But Worth the Trouble
By Toinette Dickey
In the spring of 1983, on a promising day for crops to come, my husband Alton Browne disked the field just west of the house beyond the irrigation ditch at our farm on the Emmett bench.
I brought him fresh lemonade, and we sat by the ditch watching a new black Lab pup that Alton had purchased as a companion to our dog Brownie, who we had decided might make a good farm dog after all, even with his dubious ancestry of half-coyote, half-Australian shepherd. Brownie had earned our trust the previous winter, by befriending calves that had been born to range cattle grazing on our farm.
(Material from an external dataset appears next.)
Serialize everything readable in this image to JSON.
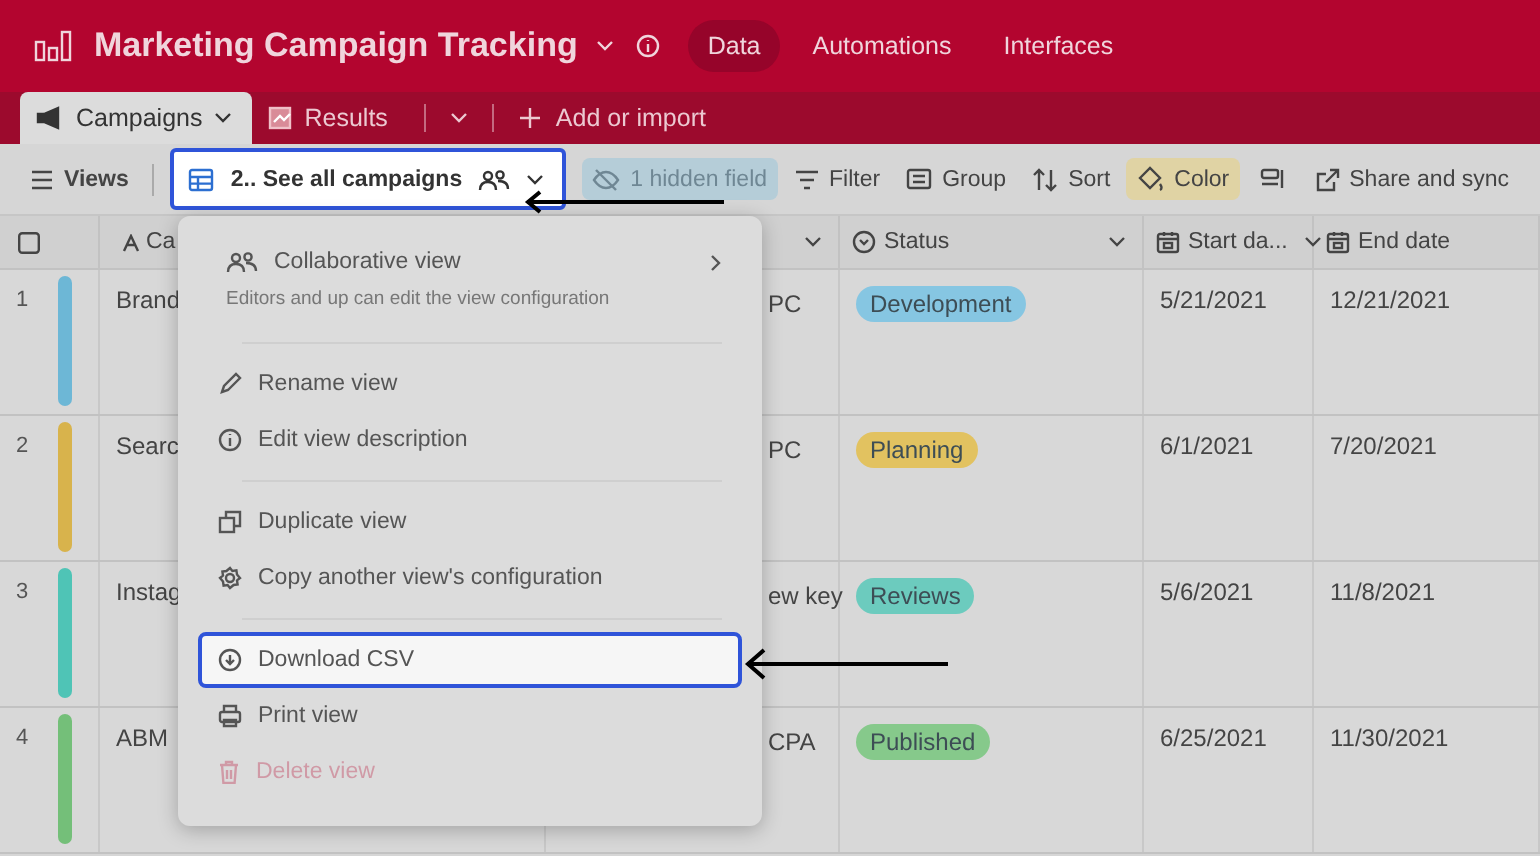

Brownie and the pup crawled under the disk, out of sight, for a nap in the cool soil. Our drinks finished, Alton returned to the tractor and started it, pulling away while watching (with his usual grin of enjoyment), the burst of black diesel smoke that billowed from the tractor’s smoke stack. That was when I heard the cries of the dogs.